Historical Musings #65: Historical Drama

Welcome to my monthly post on all things historical fiction! This month, inspired by Lory’s Reading the Theatre, I thought it would be interesting to look at historical plays. Usually, when people talk about historical fiction, they are referring to novels, but it’s not just novelists who write about history – there are also many playwrights who have used real historical figures, events or settings as the basis for their plays.

The obvious place to start is with Shakespeare, the first name most of us probably think of when we think of history plays. I haven’t read any of his histories since I started blogging, so I’m afraid I don’t have any posts to share with you here – but I did re-read Macbeth a few years ago (a tragedy not a history, but very loosely based, of course, on the historical king Macbeth) and put together a selection of quotes.

Other than Shakespeare, I have read or seen very few plays which could be described as historical, although there are some I’m familiar with from the film versions, such as The Lion in Winter and A Man for All Seasons. There are also plenty of examples of stage musicals like Les Miserables, but they started life as historical novels rather than plays, so are not really what I’m looking for here. I’ve found some useful lists on Wikipedia and Goodreads, but I’m sure those of you who are more avid theatre-goers or play readers than I am will have some recommendations.

Have you read or been to see any historical plays? Have you missed going to the theatre during the pandemic?

14 thoughts on “Historical Musings #65: Historical Drama

  1. setinthepast says:

    I’ve got mixed feelings historical plays because they tend to be inaccurate – especially Shakespeare! – but I’m really missing the theatre and the cinema. I’ve got loads of films in my Sky Planner and my Amazon Prime watchlist, but I don’t tend to sit and watch films at home, because I always feel as if I should be doing something else at the same time.

  2. Calmgrove says:

    Hmm, do we count The Crown as historical drama?! As Prince Harry would say, it’s not a documentary!
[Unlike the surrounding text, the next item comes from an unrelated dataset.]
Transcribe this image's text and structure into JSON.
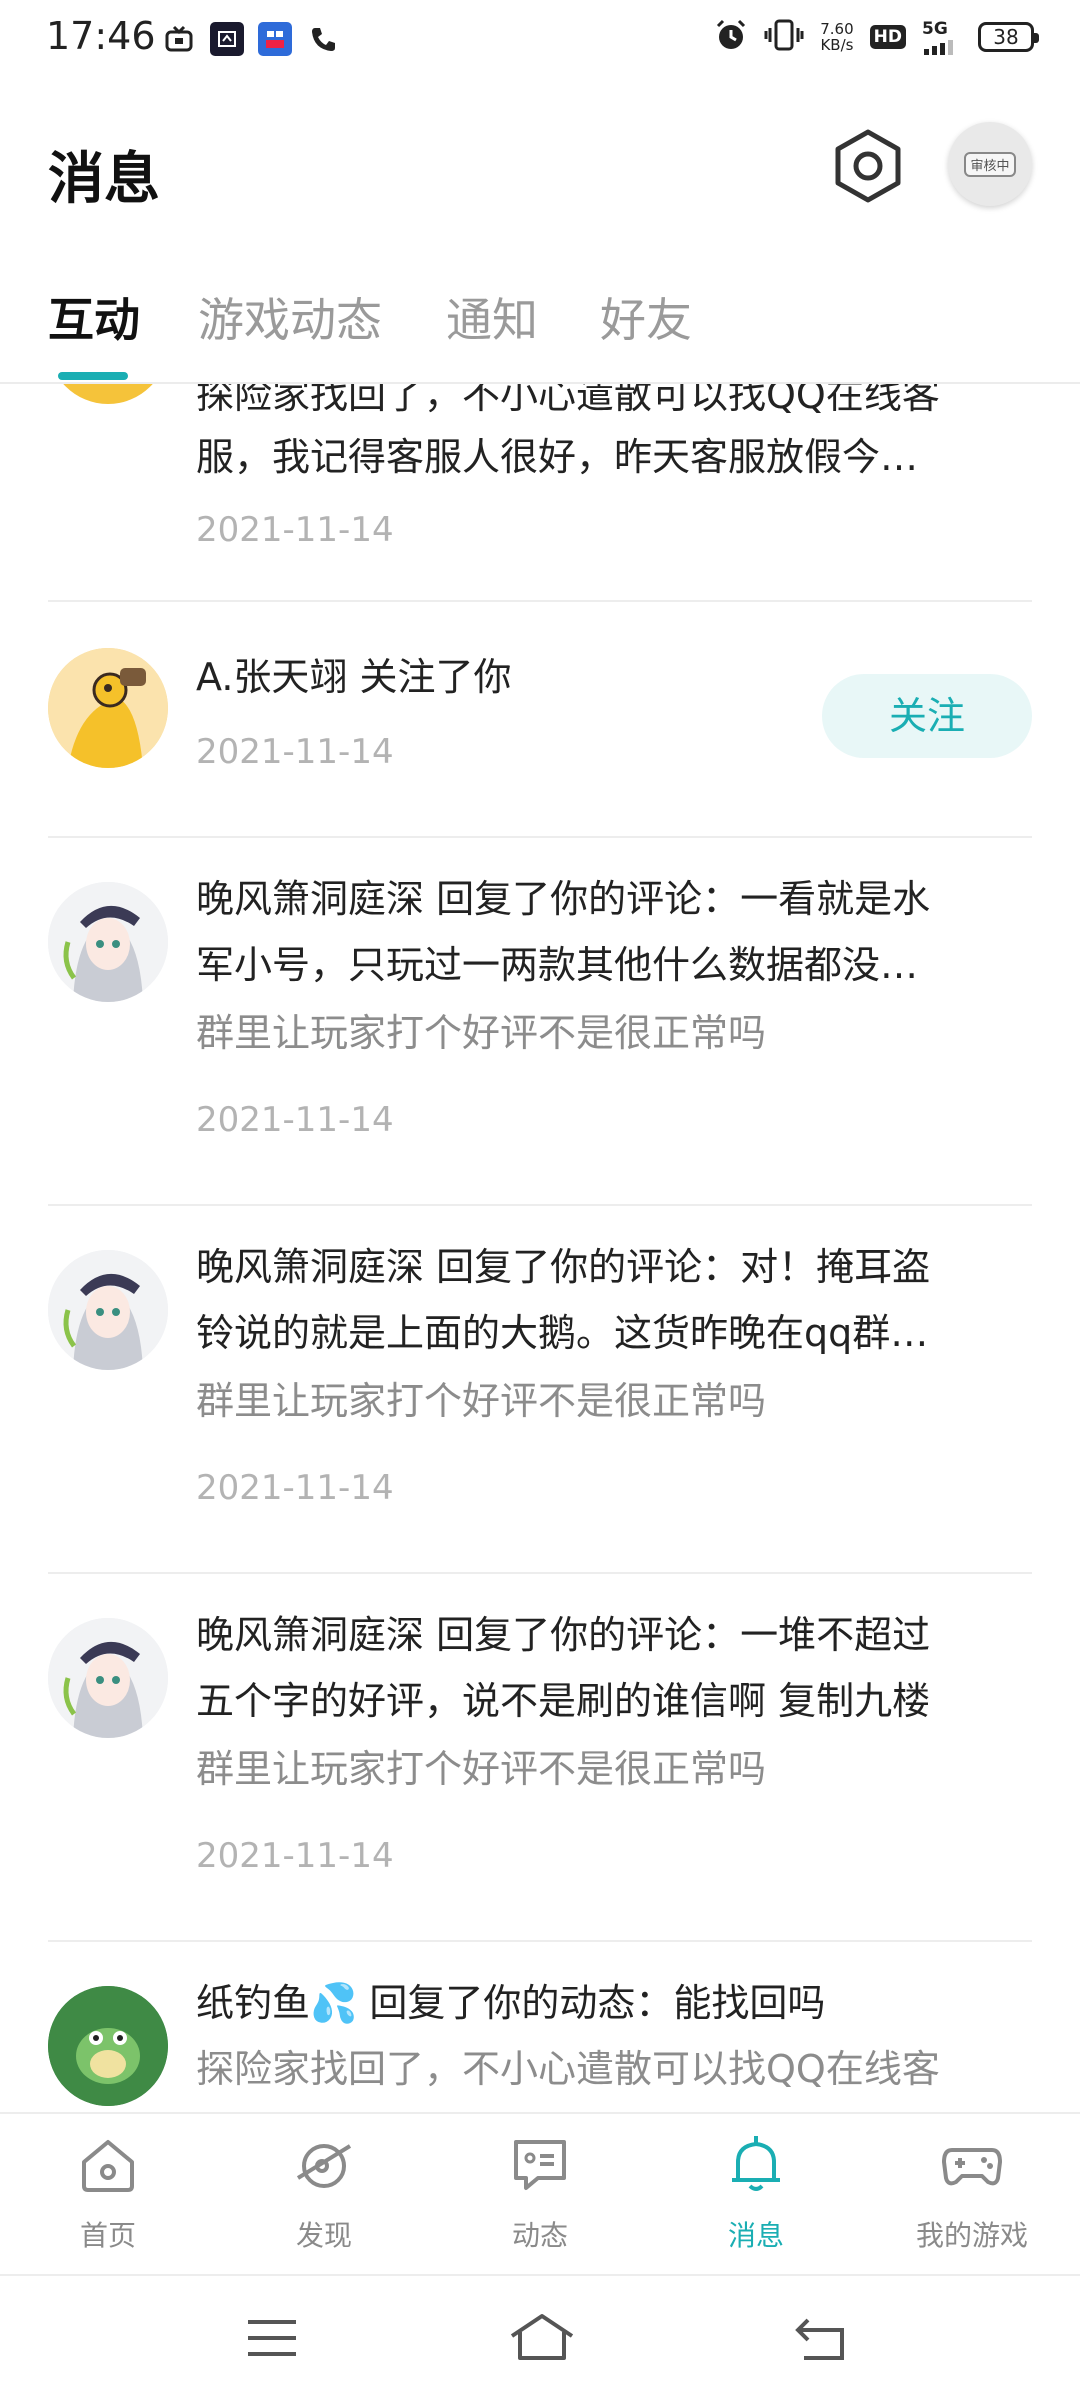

Other than that I can’t offhand think of anything I’ve watched that would count, though I’ve watched quite a few historical docs on telly recently by the likes of Alice Roberts and Janina Ramirez, for example. Theatre? No, not here in Wales anyway, in fact nothing live for well over a year…

    • Helen says:
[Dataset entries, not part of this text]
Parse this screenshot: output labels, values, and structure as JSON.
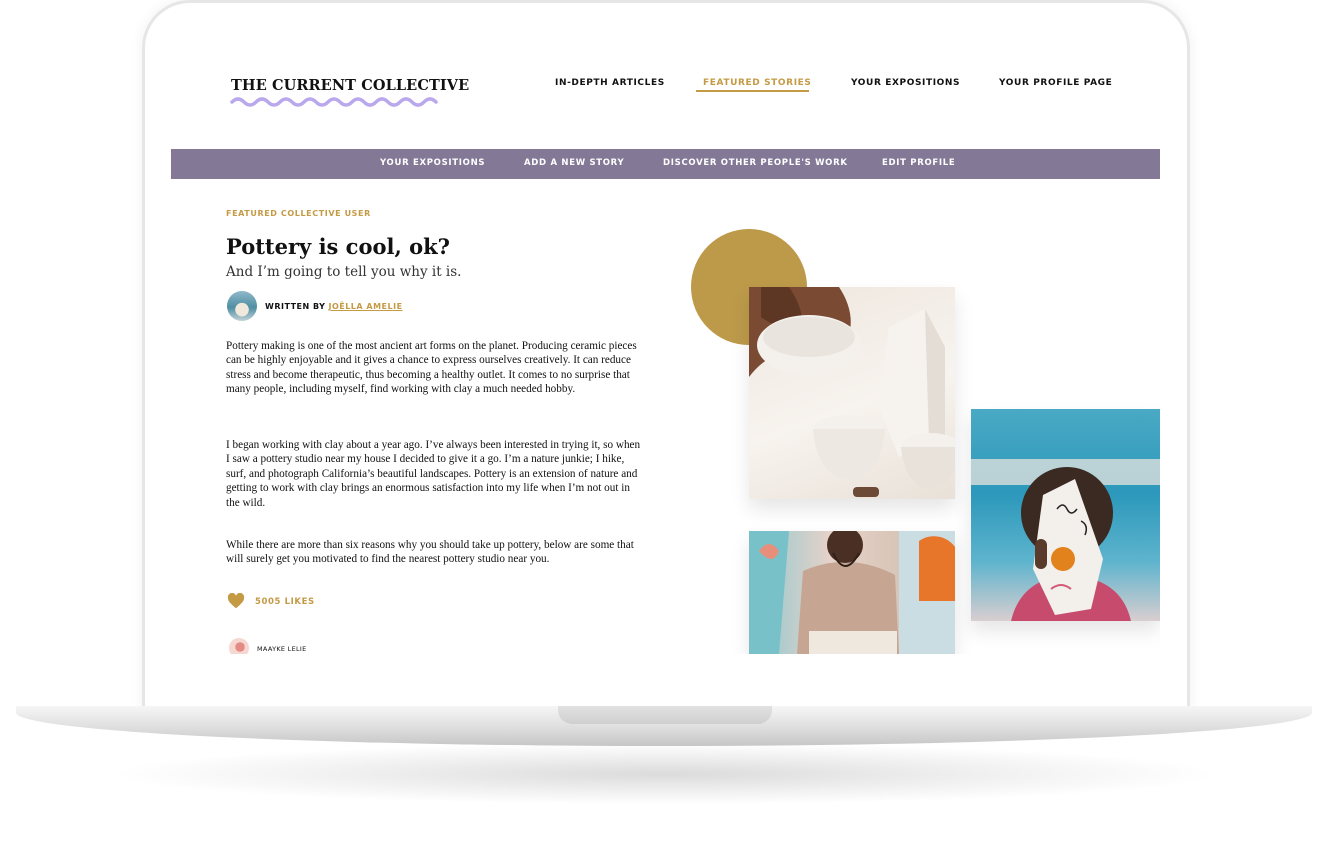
{
  "brand": {
    "title": "THE CURRENT COLLECTIVE",
    "wave_color": "#b9a8ec"
  },
  "top_nav": {
    "items": [
      {
        "label": "IN-DEPTH ARTICLES",
        "active": false
      },
      {
        "label": "FEATURED STORIES",
        "active": true
      },
      {
        "label": "YOUR EXPOSITIONS",
        "active": false
      },
      {
        "label": "YOUR PROFILE PAGE",
        "active": false
      }
    ]
  },
  "sub_nav": {
    "items": [
      {
        "label": "YOUR EXPOSITIONS"
      },
      {
        "label": "ADD A NEW STORY"
      },
      {
        "label": "DISCOVER OTHER PEOPLE'S WORK"
      },
      {
        "label": "EDIT PROFILE"
      }
    ]
  },
  "article": {
    "eyebrow": "FEATURED COLLECTIVE USER",
    "title": "Pottery is cool, ok?",
    "subtitle": "And I’m going to tell you why it is.",
    "written_by_label": "WRITTEN BY",
    "author_name": "JOËLLA AMELIE",
    "paragraphs": [
      "Pottery making is one of the most ancient art forms on the planet.  Producing ceramic pieces can be highly enjoyable and it gives a chance to express ourselves creatively. It can reduce stress and become therapeutic, thus becoming a healthy outlet.  It comes to no surprise that many people, including myself, find working with clay a much needed hobby.",
      "I began working with clay about a year ago. I’ve always been interested in trying it, so when I saw a pottery studio near my house I decided to give it a go. I’m a nature junkie; I hike, surf, and photograph California’s beautiful landscapes. Pottery is an extension of nature and getting to work with clay brings an enormous satisfaction into my life when I’m not out in the wild.",
      "While there are more than six reasons why you should take up pottery, below are some that will surely get you motivated to find the nearest pottery studio near you."
    ],
    "likes": "5005 LIKES",
    "comment_user": "MAAYKE LELIE"
  },
  "colors": {
    "accent_gold": "#c49a45",
    "subnav_purple": "#837896",
    "circle_gold": "#bd9a4a"
  },
  "icons": {
    "likes": "heart-icon"
  }
}
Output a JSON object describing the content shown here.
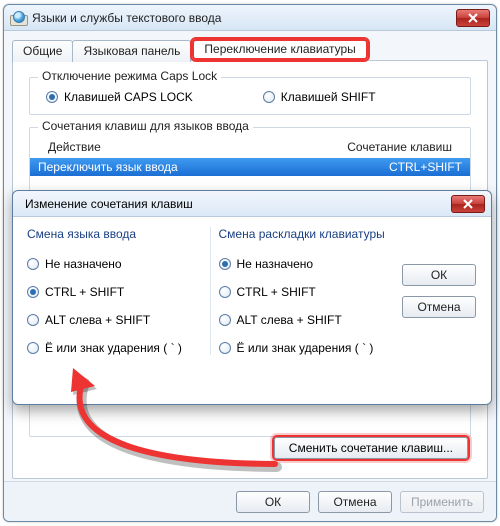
{
  "parent": {
    "title": "Языки и службы текстового ввода",
    "tabs": [
      "Общие",
      "Языковая панель",
      "Переключение клавиатуры"
    ],
    "active_tab": 2,
    "capslock": {
      "legend": "Отключение режима Caps Lock",
      "opt_caps": "Клавишей CAPS LOCK",
      "opt_shift": "Клавишей SHIFT"
    },
    "hotkeys": {
      "legend": "Сочетания клавиш для языков ввода",
      "col_action": "Действие",
      "col_keys": "Сочетание клавиш",
      "row_action": "Переключить язык ввода",
      "row_keys": "CTRL+SHIFT"
    },
    "change_btn": "Сменить сочетание клавиш...",
    "buttons": {
      "ok": "ОК",
      "cancel": "Отмена",
      "apply": "Применить"
    }
  },
  "dialog": {
    "title": "Изменение сочетания клавиш",
    "left_title": "Смена языка ввода",
    "right_title": "Смена раскладки клавиатуры",
    "options": {
      "none": "Не назначено",
      "ctrl_shift": "CTRL + SHIFT",
      "alt_shift": "ALT слева + SHIFT",
      "yo": "Ё или знак ударения ( ` )"
    },
    "buttons": {
      "ok": "ОК",
      "cancel": "Отмена"
    }
  }
}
      Yes, I think we can count The Crown! Speaking of historical documentaries, although they don’t quite fit the subject of this month’s post, you may have given me an idea for a future post…

  3. jessicabookworm says:

    I have really missed going to the theatre! However now you’ve got me thinking, I don’t think I have been to see any historical plays, that weren’t based on books, such as: The Diary of the Anne Frank: The Play and The Woman in Black. Before lockdown though my last trip to the theatre was to see a wonderful history talk by Neil Oliver on his then new book The History of the British Isles in 100 Places, which I am reading now. 🙂

  4. Judy Krueger says:

    I have not been attracted to the theater for many years. Even movies of Shakespeare plays are hard for me to get through. Fences, the 2016 movie made from a play by August Wilson was the best historical drama I have seen in a while.

  5. Lory says:

    Nice idea for a topic! The Madness of King George by Alan Bennett springs to mind. And how about Amadeus by Peter Shaffer, Arcadia by Tom Stoppard, and of course Hamilton …

  6. Books and livres (@AndLivres) says:

    I haven’t missed much going to the theatre during the pandemic because I live in a small country village and the nearest theatre is… far. But I used to enjoy a lot watching theatre on TV, especially the BBC Shakespeare plays that were broadcasted when I was a teenager 🙂

    • Helen says:

      Thanks for those, Jeanne! I haven’t read or seen any of the original plays, though I’m familiar with some of the film versions of course.

Please leave a comment. Thanks!

Fill in your details below or click an icon to log in:

WordPress.com Logo

You are commenting using your WordPress.com account. Log Out /  Change )

Google photo

You are commenting using your Google account. Log Out /  Change )

Twitter picture

You are commenting using your Twitter account. Log Out /  Change )

Facebook photo

You are commenting using your Facebook account. Log Out /  Change )

Connecting to %s

This site uses Akismet to reduce spam. Learn how your comment data is processed.